Professor Pendleton, the Director of the Institute, has published extensively in the area of Asian intellectual property law. He is the author of Law of Intellectual and Industrial Property in Hong Kong (1984) and Intellectual Property Law in the People's Republic of China (1986) and the co-author of Chinese Intellectual Property and Technology Transfer Law (1987), Copyright Law in China and Law of Intellectual Property and Industrial Property Law in Hong Kong, 2nd ed. (1993).

Professor Pendleton is a member of the Editorial Board of Intellectual Property Studies and taught for over a decade at Hong Kong University before becoming Chair of the West Australian Law Reform Commission.
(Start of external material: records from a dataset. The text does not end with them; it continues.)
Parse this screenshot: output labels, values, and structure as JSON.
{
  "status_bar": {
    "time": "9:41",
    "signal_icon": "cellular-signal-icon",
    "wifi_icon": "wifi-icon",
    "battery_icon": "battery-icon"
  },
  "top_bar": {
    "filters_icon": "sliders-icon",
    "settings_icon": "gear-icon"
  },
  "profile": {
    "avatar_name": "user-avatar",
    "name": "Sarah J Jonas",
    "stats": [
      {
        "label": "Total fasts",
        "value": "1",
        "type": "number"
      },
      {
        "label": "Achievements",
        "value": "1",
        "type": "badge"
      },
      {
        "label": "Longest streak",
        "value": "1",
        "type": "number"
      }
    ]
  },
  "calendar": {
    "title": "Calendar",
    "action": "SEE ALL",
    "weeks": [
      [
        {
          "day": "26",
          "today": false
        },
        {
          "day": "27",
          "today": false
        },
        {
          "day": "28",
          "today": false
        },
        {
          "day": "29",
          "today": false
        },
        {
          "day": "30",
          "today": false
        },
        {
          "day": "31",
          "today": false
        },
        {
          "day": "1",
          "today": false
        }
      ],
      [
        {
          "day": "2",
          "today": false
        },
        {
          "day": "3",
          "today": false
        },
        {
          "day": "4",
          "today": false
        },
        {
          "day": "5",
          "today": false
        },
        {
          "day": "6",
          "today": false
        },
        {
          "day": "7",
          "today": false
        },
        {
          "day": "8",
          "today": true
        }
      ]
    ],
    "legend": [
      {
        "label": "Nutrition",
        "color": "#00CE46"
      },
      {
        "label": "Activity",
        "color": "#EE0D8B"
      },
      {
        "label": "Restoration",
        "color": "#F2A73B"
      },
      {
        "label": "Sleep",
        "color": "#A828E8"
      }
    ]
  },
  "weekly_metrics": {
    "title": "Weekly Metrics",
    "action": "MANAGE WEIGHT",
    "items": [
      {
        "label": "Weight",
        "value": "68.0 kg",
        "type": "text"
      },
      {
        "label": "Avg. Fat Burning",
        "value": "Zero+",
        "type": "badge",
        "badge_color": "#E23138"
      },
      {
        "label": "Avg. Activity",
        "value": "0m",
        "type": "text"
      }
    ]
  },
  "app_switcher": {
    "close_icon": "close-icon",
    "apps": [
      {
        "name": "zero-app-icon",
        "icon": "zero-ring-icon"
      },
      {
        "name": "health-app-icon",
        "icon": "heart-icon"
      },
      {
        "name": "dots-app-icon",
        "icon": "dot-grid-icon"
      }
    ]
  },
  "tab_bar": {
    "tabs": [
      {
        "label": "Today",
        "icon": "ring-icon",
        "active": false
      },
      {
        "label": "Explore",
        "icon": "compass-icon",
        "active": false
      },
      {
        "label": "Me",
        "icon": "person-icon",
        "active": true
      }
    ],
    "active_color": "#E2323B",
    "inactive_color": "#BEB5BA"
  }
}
He currently teaches East Asian Legal Cultures and Asian Intellectual Property Law at Murdoch University.

M2 Thursday, May 3 11:00 - 11:30
Electronic Markets

Dr Manoj Kumar
Director, IBM India Research Lab


Internet is changing the basic methodology of economic activity, i.e., the way business gets done. In this paper we discuss e-Markets, the electronic marketplaces supported by the Internet to automate the above mentioned economic activity. The e-Markets provide value to their members by providing a unified view of the set of goods and services traded in the market and by providing a variety of mechanisms to facilitate trade in such products. Furthermore, the e-Market system must be capable of supporting configurable processes since processes vary with business model. This talk covers the role of e-Markets in commerce today, issues in organizing the information on goods traded in electronic catalogs, and proper design of trading mechanisms and appropriate selection of a suitable mechanisms for a particular economic environment.


Dr. Kumar is currently the director of IBM's India Research Laboratory in New Delhi. The lab. has significant research initiatives in electronic commerce, e-governance, new software business models, computational biology, weather for ecasting, and technologies for human computer interaction.

Prior to his current assignment at IBM India Research Lab since July 2000, Dr. Kumar was with IBM's T.J. Watson Research Center in New York, USA from 1983. He lead project in electronic commerce, video delivery and encoding technologies, and architecture and design of processors and of parallel computers. Dr. Kumar received his B. Tech from IIT Kanpur in 1979, and M.S. and Ph.D. degrees from Rice University, Houston, Texas, USA, in 1981 and 1984 respectively, all in electrical engineering.

M2 Thursday, May 3 11:30 - 12:00
Architecture and Performance of Information Delivery Systems

Professor Johnny Wong
Director of Institute for Computer Research, University of Waterloo, Canada


In an information delivery system, units of information, called pages, are delivered to requesting users. Of interest are architectural features that could lead to improvement in system response time, especially when the number of users is large. Two such features are multicast and caching. In this talk, performance results for information delivery systems that use multicast and/or caching are discussed.


Johnny W. Wong received his Ph.D. degree from UCLA in 1975. Since 1975, he has been with the University of Waterloo, where he is currently a Professor of Computer Science and Director of the Institute for Computer Research. From 1989 to 1994, he was Associate Provost, Computing and Information Systems. Dr. Wong has served on the Editorial Boards of IEEE Transactions on Communications, Performance Evaluation, and IEEE/ACM Transactions on Networking. He was Technical Program Chair of IEEE INFOCOM '84.

Last Updated: Februray 8, 2001